Decommercialization efforts will now focus on five fields - house rentals, agricultural and livestock production, hospitality services, medical services, and research and development - the report said on Tuesday.
Governments in provincial-level regions, including Beijing, Tianjin, Shanghai, Chongqing and Guangdong, have set up interdepartmental teams to work with military authorities to push forward the efforts, it said, adding that most business owners who rented houses from or used commercial services of the military received local government assistance.
The Supreme People's Court has also established a panel to help the military deal with related legal and judiciary affairs, Xinhua said.
In February, the Central Military Commission ordered the PLA and the Armed Police Force to eradicate all commercial activities within three years. The top military body requested units stop signing new contracts and negotiate with civilian clients to cancel existing ones.
The Chinese military started running its own businesses in the mid-1980s to offset a sharp decrease in the defense budget ordered by then-leader Deng Xiaoping.
In 1992, the Central Military Commission officially approved commercial activities by the PLA and the Armed Police Force.
Senior Colonel Gong Fangbin, a political education researcher at PLA National Defense University, said several corruption cases involving senior officers were closely connected to the military's commercial activities.
The military's involvement in commercial sectors also aroused public suspicion about whether the PLA was focused on honing its combat capabilities and whether defense funds were properly used.

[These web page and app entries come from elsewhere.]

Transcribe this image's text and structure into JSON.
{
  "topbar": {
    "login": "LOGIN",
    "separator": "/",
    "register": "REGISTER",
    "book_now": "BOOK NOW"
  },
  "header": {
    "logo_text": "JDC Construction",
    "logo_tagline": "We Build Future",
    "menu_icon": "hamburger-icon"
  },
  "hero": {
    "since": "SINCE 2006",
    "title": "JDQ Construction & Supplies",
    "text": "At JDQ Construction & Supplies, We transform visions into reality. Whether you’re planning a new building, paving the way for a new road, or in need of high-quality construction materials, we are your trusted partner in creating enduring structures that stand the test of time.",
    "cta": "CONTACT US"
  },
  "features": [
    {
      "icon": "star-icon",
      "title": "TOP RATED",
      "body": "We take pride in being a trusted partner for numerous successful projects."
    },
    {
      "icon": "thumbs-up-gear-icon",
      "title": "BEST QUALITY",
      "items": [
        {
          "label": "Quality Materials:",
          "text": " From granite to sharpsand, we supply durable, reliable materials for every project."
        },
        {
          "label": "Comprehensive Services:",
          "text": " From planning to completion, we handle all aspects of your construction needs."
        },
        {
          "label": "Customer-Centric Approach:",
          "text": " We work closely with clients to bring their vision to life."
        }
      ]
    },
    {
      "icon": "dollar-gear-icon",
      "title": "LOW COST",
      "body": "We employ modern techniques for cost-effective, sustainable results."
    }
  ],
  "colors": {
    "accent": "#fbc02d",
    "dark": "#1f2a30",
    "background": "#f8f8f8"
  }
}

The closure of the military's businesses would help uproot the hotbed of corruption within the armed forces and enable them to concentrate on combat readiness, Gong said.